Friday, 1 January 2010

Book Report: Crimson Orgy


I never thought I would ever say this ever, but I've been on a bit of a exploitation/snuff kick of late. Mostly it's just a lot of heavy thinking with a few movie reviews here and there. And then a friend handed me a copy of Crimson Orgy by Austin Williams. She told me I'd like it. She was right.

Set in 1965, the story follows pornographers Gene Hoffman and Sheldon Meyer as they embark on a new project, their first gore film, Crimson Orgy. Hoping to capitalize on the success of the recent and ground-breaking splatter-fest, Blood Feast, Hoffman and Meyer are pulling out all the stops to make Crimson Orgy truly spectacular. The ultra-low-budget production, however, suffers problem after problem as the cast and crew are strongarmed by the local police, film goes missing, and a hurricane blows through town. To make matters worse, writer/director Meyer is slowing losing his grip on sanity as he pushes for ultimate realism in what is, essentially, a poorly-written and badly acted B-movie.

Though Hoffman and Meyer have been in business together for some time, enjoying relative success with their drive-in nudie pics, the production of Crimson Orgy is slowly driving a wedge between them. Ever the peacemaker, Hoffman is a natural at diffusing tension, but he finds that he can no longer get a good handle on Meyer. For his own sake, Meyer has become so obsessed with realizing his vision, that he can't get a good handle on anything. Talented director though he may be, he's got no flair for dealing with people and he runs into trouble with his leading lady, Barbara, who poses a serious threat to Crimson Orgy's completion.

Crimson Orgy deals with themes of obsession, trust, and motivation in a double-layered narrative. As Austin Williams' characters take shape, so too do Meyer's as he writes and re-writes his movie. But the real issue at the heart of the book is morality. Because the story is set in the mid-1960s, gore is still very new. Though Hoffman and Meyer are eager to jump on the horror bandwagon, their cast is less comfortable with the film's premise and promise of blood and guts.
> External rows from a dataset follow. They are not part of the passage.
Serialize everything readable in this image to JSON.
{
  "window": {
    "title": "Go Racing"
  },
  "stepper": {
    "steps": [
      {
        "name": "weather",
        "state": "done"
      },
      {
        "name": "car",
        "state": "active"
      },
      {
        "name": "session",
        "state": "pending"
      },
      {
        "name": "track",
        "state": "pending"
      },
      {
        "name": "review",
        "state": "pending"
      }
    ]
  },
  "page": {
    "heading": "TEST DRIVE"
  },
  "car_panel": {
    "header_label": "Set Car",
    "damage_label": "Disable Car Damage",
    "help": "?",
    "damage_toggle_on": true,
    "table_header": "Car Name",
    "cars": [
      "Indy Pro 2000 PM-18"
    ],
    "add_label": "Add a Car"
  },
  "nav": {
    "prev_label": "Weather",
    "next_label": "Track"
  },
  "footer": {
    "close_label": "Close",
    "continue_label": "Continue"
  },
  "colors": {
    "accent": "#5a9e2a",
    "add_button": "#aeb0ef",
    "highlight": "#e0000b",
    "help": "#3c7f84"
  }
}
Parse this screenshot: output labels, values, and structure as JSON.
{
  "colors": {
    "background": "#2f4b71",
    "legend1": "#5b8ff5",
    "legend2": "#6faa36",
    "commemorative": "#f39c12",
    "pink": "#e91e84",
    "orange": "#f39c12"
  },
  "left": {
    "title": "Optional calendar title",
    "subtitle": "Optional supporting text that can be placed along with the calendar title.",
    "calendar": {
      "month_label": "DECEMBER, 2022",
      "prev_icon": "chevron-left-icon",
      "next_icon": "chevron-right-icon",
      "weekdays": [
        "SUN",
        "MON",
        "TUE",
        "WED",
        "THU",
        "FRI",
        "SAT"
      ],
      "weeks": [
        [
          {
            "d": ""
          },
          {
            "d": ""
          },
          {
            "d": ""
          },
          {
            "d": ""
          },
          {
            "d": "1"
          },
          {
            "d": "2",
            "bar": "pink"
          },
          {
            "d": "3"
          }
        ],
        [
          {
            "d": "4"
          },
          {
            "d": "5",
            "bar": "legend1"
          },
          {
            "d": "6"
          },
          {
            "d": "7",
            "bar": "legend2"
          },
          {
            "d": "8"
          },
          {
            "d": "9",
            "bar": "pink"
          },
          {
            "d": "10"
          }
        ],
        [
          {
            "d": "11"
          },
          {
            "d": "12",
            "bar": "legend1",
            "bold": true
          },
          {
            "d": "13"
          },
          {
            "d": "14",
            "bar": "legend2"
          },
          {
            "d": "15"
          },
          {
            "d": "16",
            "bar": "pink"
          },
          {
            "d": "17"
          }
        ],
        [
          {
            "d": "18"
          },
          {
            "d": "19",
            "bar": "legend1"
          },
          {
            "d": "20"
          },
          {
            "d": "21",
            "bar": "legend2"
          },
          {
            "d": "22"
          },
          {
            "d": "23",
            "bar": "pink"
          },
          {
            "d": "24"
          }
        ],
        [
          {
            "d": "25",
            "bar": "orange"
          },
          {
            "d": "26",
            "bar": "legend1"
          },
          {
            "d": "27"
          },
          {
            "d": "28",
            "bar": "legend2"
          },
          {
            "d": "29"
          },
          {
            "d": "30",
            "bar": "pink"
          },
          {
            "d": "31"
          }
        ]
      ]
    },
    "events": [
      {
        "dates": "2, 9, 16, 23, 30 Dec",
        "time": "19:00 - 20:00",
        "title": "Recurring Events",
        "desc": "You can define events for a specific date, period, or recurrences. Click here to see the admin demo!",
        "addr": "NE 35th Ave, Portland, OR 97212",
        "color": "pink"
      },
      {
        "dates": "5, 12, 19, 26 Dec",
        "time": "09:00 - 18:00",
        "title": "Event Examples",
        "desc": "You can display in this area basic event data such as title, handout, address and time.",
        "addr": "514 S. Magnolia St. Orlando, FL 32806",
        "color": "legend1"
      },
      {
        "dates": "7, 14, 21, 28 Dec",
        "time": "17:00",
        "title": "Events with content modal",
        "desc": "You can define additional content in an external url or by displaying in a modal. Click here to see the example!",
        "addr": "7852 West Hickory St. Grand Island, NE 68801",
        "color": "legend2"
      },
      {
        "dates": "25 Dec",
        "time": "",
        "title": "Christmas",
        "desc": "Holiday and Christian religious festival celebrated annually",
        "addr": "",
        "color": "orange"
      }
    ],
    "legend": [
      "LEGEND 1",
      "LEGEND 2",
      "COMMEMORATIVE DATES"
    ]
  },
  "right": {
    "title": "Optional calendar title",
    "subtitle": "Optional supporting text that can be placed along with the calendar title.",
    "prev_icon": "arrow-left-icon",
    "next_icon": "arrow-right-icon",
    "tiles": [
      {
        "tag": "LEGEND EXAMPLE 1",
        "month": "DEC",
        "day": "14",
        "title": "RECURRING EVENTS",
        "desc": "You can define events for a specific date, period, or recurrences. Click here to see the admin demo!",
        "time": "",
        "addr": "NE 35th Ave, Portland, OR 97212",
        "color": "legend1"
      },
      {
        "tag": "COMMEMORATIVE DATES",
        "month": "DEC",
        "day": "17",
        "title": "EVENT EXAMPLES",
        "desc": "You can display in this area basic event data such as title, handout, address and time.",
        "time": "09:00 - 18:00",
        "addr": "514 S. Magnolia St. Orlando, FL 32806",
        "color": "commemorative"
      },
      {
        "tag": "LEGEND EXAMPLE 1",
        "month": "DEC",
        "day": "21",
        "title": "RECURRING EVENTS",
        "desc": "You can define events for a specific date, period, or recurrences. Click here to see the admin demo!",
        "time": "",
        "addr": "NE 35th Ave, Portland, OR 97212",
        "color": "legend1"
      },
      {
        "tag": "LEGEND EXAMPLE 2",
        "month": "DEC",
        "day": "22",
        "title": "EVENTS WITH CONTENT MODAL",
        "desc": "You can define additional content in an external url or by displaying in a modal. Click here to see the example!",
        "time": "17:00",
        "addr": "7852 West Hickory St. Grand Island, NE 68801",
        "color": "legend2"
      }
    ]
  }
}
Barbara is particularly opposed to Meyer's vision and she needs constant convincing to see the movie through to the end.

What I found most interesting about the story is the anticipation I felt while reading it. The book begins with an excerpt from what's supposed to be a film history book that gives the reader a brief rundown on Crimson Orgy's history and notoriety; it might be the world's first snuff film. By starting off the book in this way, Williams creates an expectation that the story is barreling toward a dramatic and bloody end and the reader can't wait to get there.

It's a great set-up, but the execution of story suffers a bit from uneven characters and lack of detail. Barbara, for instance, is a bit of mess. She exudes a kind of wholesomeness that has everyone questioning why she's even working with Hoffman and Meyer, and her moral opposition to splatter films further alienate her from the production. And yet she makes no bones about sleeping around and posing nude--two equally unwholesome activities. Opposite Barbara is Jerry, the film's villain. Though he revels in his role as the murderous Ace Spade, who he is as a real person remains a complete mystery to the reader while his character in Crimson Orgy is fully fleshed out with ample backstory (none of which, by the way, makes it into the actual movie). Moving on from cast to crew, Cliff the Grip figures prominently, mostly as a doomsayer, while the two other crew members are just names on a page.

In spite of Williams' somewhat clumsy characterizations, the story is solid and I'd recommend it to anyone who enjoys character-led horror, and books about movies. Unsurprisingly, Crimson Orgy has been optioned--the book reads like a movie. Rights were acquired by Scott Kosar, who wrote The Machinist, and the TCM, Amityville, and The Crazies remakes. Only time will tell what becomes of Crimson Orgy and its quasi-snuff credentials, but I'm personally hoping Kosar goes more Machinist than Chainsaw. Ultimately, the source material would benefit either.

2 comments:

Dannie said...

I heard about the film option the other day, and it seems to be in good hands (I've never known the director to make a truly horrendous movie, but you never know.) My issue is that the studio might change the title because, you know, the word orgy will make our children's ears bleed (or something)

The Divemistress said...

You're right about that, but I can't imagine what they'd call it. In the book they suggest swapping "crimson" for "blood". lol